**Problem details:** Copy out all of the data word for word. Omit every picture.
══════════
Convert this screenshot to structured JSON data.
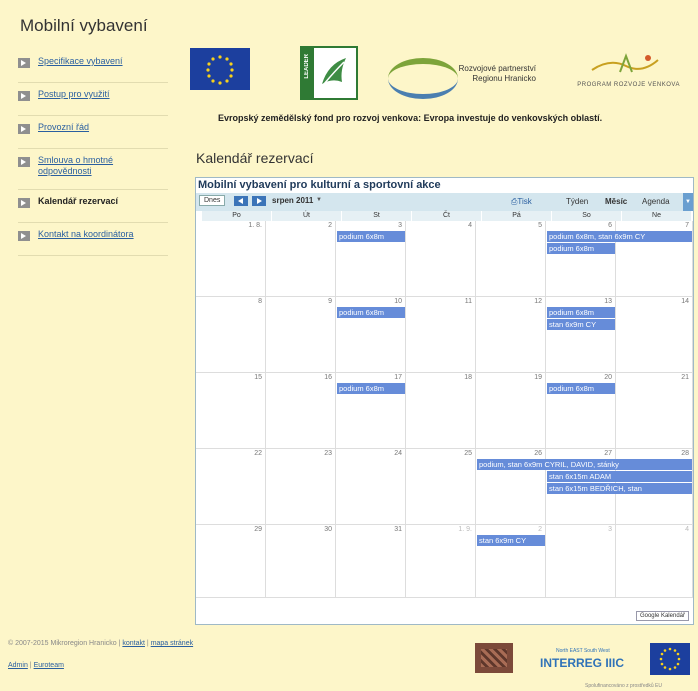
{
  "page": {
    "title": "Mobilní vybavení"
  },
  "sidebar": {
    "items": [
      {
        "label": "Specifikace vybavení"
      },
      {
        "label": "Postup pro využití"
      },
      {
        "label": "Provozní řád"
      },
      {
        "label": "Smlouva o hmotné odpovědnosti"
      },
      {
        "label": "Kalendář rezervací"
      },
      {
        "label": "Kontakt na koordinátora"
      }
    ]
  },
  "logos": {
    "leader": "LEADER",
    "rpr_line1": "Rozvojové partnerství",
    "rpr_line2": "Regionu Hranicko",
    "prv": "PROGRAM ROZVOJE VENKOVA"
  },
  "eafrd": "Evropský zemědělský fond pro rozvoj venkova: Evropa investuje do venkovských oblastí.",
  "calendar_heading": "Kalendář rezervací",
  "calendar": {
    "title": "Mobilní vybavení pro kulturní a sportovní akce",
    "today": "Dnes",
    "month": "srpen 2011",
    "print": "Tisk",
    "tabs": [
      "Týden",
      "Měsíc",
      "Agenda"
    ],
    "days": [
      "Po",
      "Út",
      "St",
      "Čt",
      "Pá",
      "So",
      "Ne"
    ],
    "weeks": [
      [
        "1. 8.",
        "2",
        "3",
        "4",
        "5",
        "6",
        "7"
      ],
      [
        "8",
        "9",
        "10",
        "11",
        "12",
        "13",
        "14"
      ],
      [
        "15",
        "16",
        "17",
        "18",
        "19",
        "20",
        "21"
      ],
      [
        "22",
        "23",
        "24",
        "25",
        "26",
        "27",
        "28"
      ],
      [
        "29",
        "30",
        "31",
        "1. 9.",
        "2",
        "3",
        "4"
      ]
    ],
    "events": {
      "w0_st": "podium 6x8m",
      "w0_so_a": "podium 6x8m, stan 6x9m CY",
      "w0_so_b": "podium 6x8m",
      "w1_st": "podium 6x8m",
      "w1_so_a": "podium 6x8m",
      "w1_so_b": "stan 6x9m CY",
      "w2_st": "podium 6x8m",
      "w2_so": "podium 6x8m",
      "w3_pa": "podium, stan 6x9m CYRIL, DAVID, stánky",
      "w3_so_b": "stan 6x15m ADAM",
      "w3_so_c": "stan 6x15m BEDŘICH, stan",
      "w4_pa": "stan 6x9m CY"
    },
    "google": "Google Kalendář"
  },
  "footer": {
    "copyright": "© 2007-2015 Mikroregion Hranicko |",
    "kontakt": "kontakt",
    "sep": "|",
    "mapa": "mapa stránek",
    "admin": "Admin",
    "pipe": "|",
    "euroteam": "Euroteam",
    "interreg_small": "North EAST South West",
    "interreg": "INTERREG IIIC",
    "spolu": "Spolufinancováno z prostředků EU"
  }
}
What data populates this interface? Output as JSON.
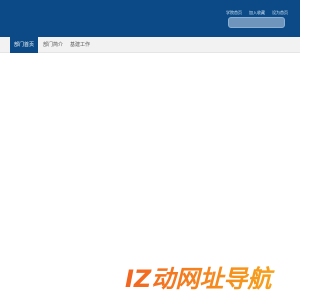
{
  "header": {
    "top_links": [
      "学院首页",
      "加入收藏",
      "设为首页"
    ],
    "search": {
      "placeholder": "",
      "value": ""
    }
  },
  "nav": {
    "items": [
      {
        "label": "部门首页"
      },
      {
        "label": "部门简介"
      },
      {
        "label": "基建工作"
      }
    ],
    "active_index": 0
  },
  "watermark": {
    "text": "IZ动网址导航",
    "colors": [
      "#f26522",
      "#f7a21b"
    ]
  }
}
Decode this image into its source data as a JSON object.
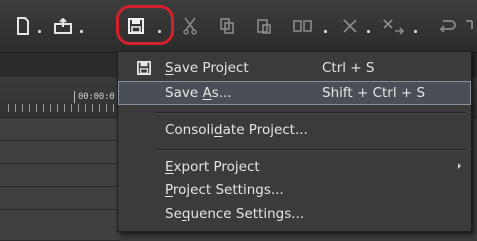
{
  "toolbar": {
    "icons": [
      "new-project-icon",
      "open-project-icon",
      "save-project-icon",
      "cut-icon",
      "copy-icon",
      "paste-icon",
      "paste-insert-icon",
      "delete-icon",
      "ripple-delete-icon",
      "undo-icon"
    ]
  },
  "timeline": {
    "ruler_time": "00:00:0"
  },
  "menu": {
    "items": [
      {
        "pre": "",
        "ul": "S",
        "post": "ave Project",
        "shortcut": "Ctrl + S"
      },
      {
        "pre": "Save ",
        "ul": "A",
        "post": "s...",
        "shortcut": "Shift + Ctrl + S"
      },
      {
        "pre": "Consoli",
        "ul": "d",
        "post": "ate Project..."
      },
      {
        "pre": "",
        "ul": "E",
        "post": "xport Project"
      },
      {
        "pre": "",
        "ul": "P",
        "post": "roject Settings..."
      },
      {
        "pre": "Se",
        "ul": "q",
        "post": "uence Settings..."
      }
    ]
  },
  "colors": {
    "highlight_ring": "#d2212a",
    "menu_bg": "#3b3b3b",
    "hover_bg": "#4a4f57"
  }
}
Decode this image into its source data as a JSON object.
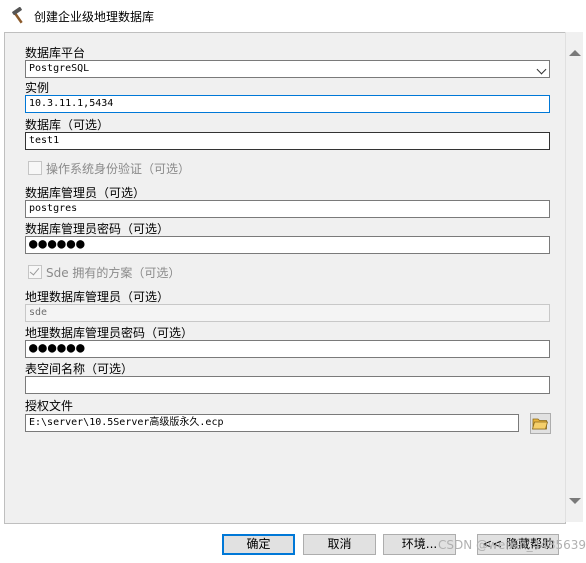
{
  "window": {
    "title": "创建企业级地理数据库",
    "icon": "hammer-icon"
  },
  "form": {
    "platform": {
      "label": "数据库平台",
      "value": "PostgreSQL"
    },
    "instance": {
      "label": "实例",
      "value": "10.3.11.1,5434"
    },
    "database": {
      "label": "数据库（可选）",
      "value": "test1"
    },
    "os_auth": {
      "label": "操作系统身份验证（可选）",
      "checked": false
    },
    "db_admin": {
      "label": "数据库管理员（可选）",
      "value": "postgres"
    },
    "db_admin_password": {
      "label": "数据库管理员密码（可选）",
      "value": "●●●●●●"
    },
    "sde_schema": {
      "label": "Sde 拥有的方案（可选）",
      "checked": true
    },
    "gdb_admin": {
      "label": "地理数据库管理员（可选）",
      "value": "sde"
    },
    "gdb_admin_password": {
      "label": "地理数据库管理员密码（可选）",
      "value": "●●●●●●"
    },
    "tablespace": {
      "label": "表空间名称（可选）",
      "value": ""
    },
    "auth_file": {
      "label": "授权文件",
      "value": "E:\\server\\10.5Server高级版永久.ecp"
    }
  },
  "buttons": {
    "ok": "确定",
    "cancel": "取消",
    "environments": "环境...",
    "hide_help": "<< 隐藏帮助"
  },
  "watermark": "CSDN @weixin_44856391",
  "colors": {
    "focus": "#0078d7",
    "folder": "#e9b43c"
  }
}
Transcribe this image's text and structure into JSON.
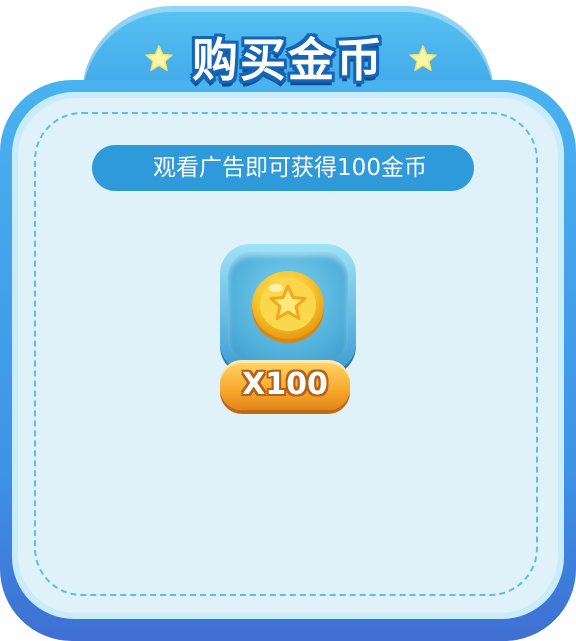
{
  "dialog": {
    "title": "购买金币",
    "info_text": "观看广告即可获得100金币"
  },
  "reward": {
    "icon": "star-coin-icon",
    "quantity_label": "X100"
  },
  "decor": {
    "left_star": "star-icon",
    "right_star": "star-icon"
  },
  "colors": {
    "panel_blue": "#3d93e6",
    "panel_fill": "#dff1f9",
    "pill_blue": "#2f9ad9",
    "badge_orange": "#f6a528",
    "coin_gold": "#f7c52d"
  }
}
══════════
**Output:**
Convert this screenshot to structured JSON data.
{
  "page": {
    "title": "Mobilní vybavení"
  },
  "sidebar": {
    "items": [
      {
        "label": "Specifikace vybavení"
      },
      {
        "label": "Postup pro využití"
      },
      {
        "label": "Provozní řád"
      },
      {
        "label": "Smlouva o hmotné odpovědnosti"
      },
      {
        "label": "Kalendář rezervací"
      },
      {
        "label": "Kontakt na koordinátora"
      }
    ]
  },
  "logos": {
    "leader": "LEADER",
    "rpr_line1": "Rozvojové partnerství",
    "rpr_line2": "Regionu Hranicko",
    "prv": "PROGRAM ROZVOJE VENKOVA"
  },
  "eafrd": "Evropský zemědělský fond pro rozvoj venkova: Evropa investuje do venkovských oblastí.",
  "calendar_heading": "Kalendář rezervací",
  "calendar": {
    "title": "Mobilní vybavení pro kulturní a sportovní akce",
    "today": "Dnes",
    "month": "srpen 2011",
    "print": "Tisk",
    "tabs": [
      "Týden",
      "Měsíc",
      "Agenda"
    ],
    "days": [
      "Po",
      "Út",
      "St",
      "Čt",
      "Pá",
      "So",
      "Ne"
    ],
    "weeks": [
      [
        "1. 8.",
        "2",
        "3",
        "4",
        "5",
        "6",
        "7"
      ],
      [
        "8",
        "9",
        "10",
        "11",
        "12",
        "13",
        "14"
      ],
      [
        "15",
        "16",
        "17",
        "18",
        "19",
        "20",
        "21"
      ],
      [
        "22",
        "23",
        "24",
        "25",
        "26",
        "27",
        "28"
      ],
      [
        "29",
        "30",
        "31",
        "1. 9.",
        "2",
        "3",
        "4"
      ]
    ],
    "events": {
      "w0_st": "podium 6x8m",
      "w0_so_a": "podium 6x8m, stan 6x9m CY",
      "w0_so_b": "podium 6x8m",
      "w1_st": "podium 6x8m",
      "w1_so_a": "podium 6x8m",
      "w1_so_b": "stan 6x9m CY",
      "w2_st": "podium 6x8m",
      "w2_so": "podium 6x8m",
      "w3_pa": "podium, stan 6x9m CYRIL, DAVID, stánky",
      "w3_so_b": "stan 6x15m ADAM",
      "w3_so_c": "stan 6x15m BEDŘICH, stan",
      "w4_pa": "stan 6x9m CY"
    },
    "google": "Google Kalendář"
  },
  "footer": {
    "copyright": "© 2007-2015 Mikroregion Hranicko |",
    "kontakt": "kontakt",
    "sep": "|",
    "mapa": "mapa stránek",
    "admin": "Admin",
    "pipe": "|",
    "euroteam": "Euroteam",
    "interreg_small": "North EAST South West",
    "interreg": "INTERREG IIIC",
    "spolu": "Spolufinancováno z prostředků EU"
  }
}
What data populates this interface? Output as JSON.
{
  "header": {
    "top_links": [
      "学院首页",
      "加入收藏",
      "设为首页"
    ],
    "search": {
      "placeholder": "",
      "value": ""
    }
  },
  "nav": {
    "items": [
      {
        "label": "部门首页"
      },
      {
        "label": "部门简介"
      },
      {
        "label": "基建工作"
      }
    ],
    "active_index": 0
  },
  "watermark": {
    "text": "IZ动网址导航",
    "colors": [
      "#f26522",
      "#f7a21b"
    ]
  }
}
Decode this image into its source data as a JSON object.
{
  "toolbar": {
    "icons": [
      "new-project-icon",
      "open-project-icon",
      "save-project-icon",
      "cut-icon",
      "copy-icon",
      "paste-icon",
      "paste-insert-icon",
      "delete-icon",
      "ripple-delete-icon",
      "undo-icon"
    ]
  },
  "timeline": {
    "ruler_time": "00:00:0"
  },
  "menu": {
    "items": [
      {
        "pre": "",
        "ul": "S",
        "post": "ave Project",
        "shortcut": "Ctrl + S"
      },
      {
        "pre": "Save ",
        "ul": "A",
        "post": "s...",
        "shortcut": "Shift + Ctrl + S"
      },
      {
        "pre": "Consoli",
        "ul": "d",
        "post": "ate Project..."
      },
      {
        "pre": "",
        "ul": "E",
        "post": "xport Project"
      },
      {
        "pre": "",
        "ul": "P",
        "post": "roject Settings..."
      },
      {
        "pre": "Se",
        "ul": "q",
        "post": "uence Settings..."
      }
    ]
  },
  "colors": {
    "highlight_ring": "#d2212a",
    "menu_bg": "#3b3b3b",
    "hover_bg": "#4a4f57"
  }
}
Decode this image into its source data as a JSON object.
{
  "window": {
    "title": "创建企业级地理数据库",
    "icon": "hammer-icon"
  },
  "form": {
    "platform": {
      "label": "数据库平台",
      "value": "PostgreSQL"
    },
    "instance": {
      "label": "实例",
      "value": "10.3.11.1,5434"
    },
    "database": {
      "label": "数据库（可选）",
      "value": "test1"
    },
    "os_auth": {
      "label": "操作系统身份验证（可选）",
      "checked": false
    },
    "db_admin": {
      "label": "数据库管理员（可选）",
      "value": "postgres"
    },
    "db_admin_password": {
      "label": "数据库管理员密码（可选）",
      "value": "●●●●●●"
    },
    "sde_schema": {
      "label": "Sde 拥有的方案（可选）",
      "checked": true
    },
    "gdb_admin": {
      "label": "地理数据库管理员（可选）",
      "value": "sde"
    },
    "gdb_admin_password": {
      "label": "地理数据库管理员密码（可选）",
      "value": "●●●●●●"
    },
    "tablespace": {
      "label": "表空间名称（可选）",
      "value": ""
    },
    "auth_file": {
      "label": "授权文件",
      "value": "E:\\server\\10.5Server高级版永久.ecp"
    }
  },
  "buttons": {
    "ok": "确定",
    "cancel": "取消",
    "environments": "环境...",
    "hide_help": "<< 隐藏帮助"
  },
  "watermark": "CSDN @weixin_44856391",
  "colors": {
    "focus": "#0078d7",
    "folder": "#e9b43c"
  }
}
Transcribe this image's text and structure into JSON.
{
  "dialog": {
    "title": "购买金币",
    "info_text": "观看广告即可获得100金币"
  },
  "reward": {
    "icon": "star-coin-icon",
    "quantity_label": "X100"
  },
  "decor": {
    "left_star": "star-icon",
    "right_star": "star-icon"
  },
  "colors": {
    "panel_blue": "#3d93e6",
    "panel_fill": "#dff1f9",
    "pill_blue": "#2f9ad9",
    "badge_orange": "#f6a528",
    "coin_gold": "#f7c52d"
  }
}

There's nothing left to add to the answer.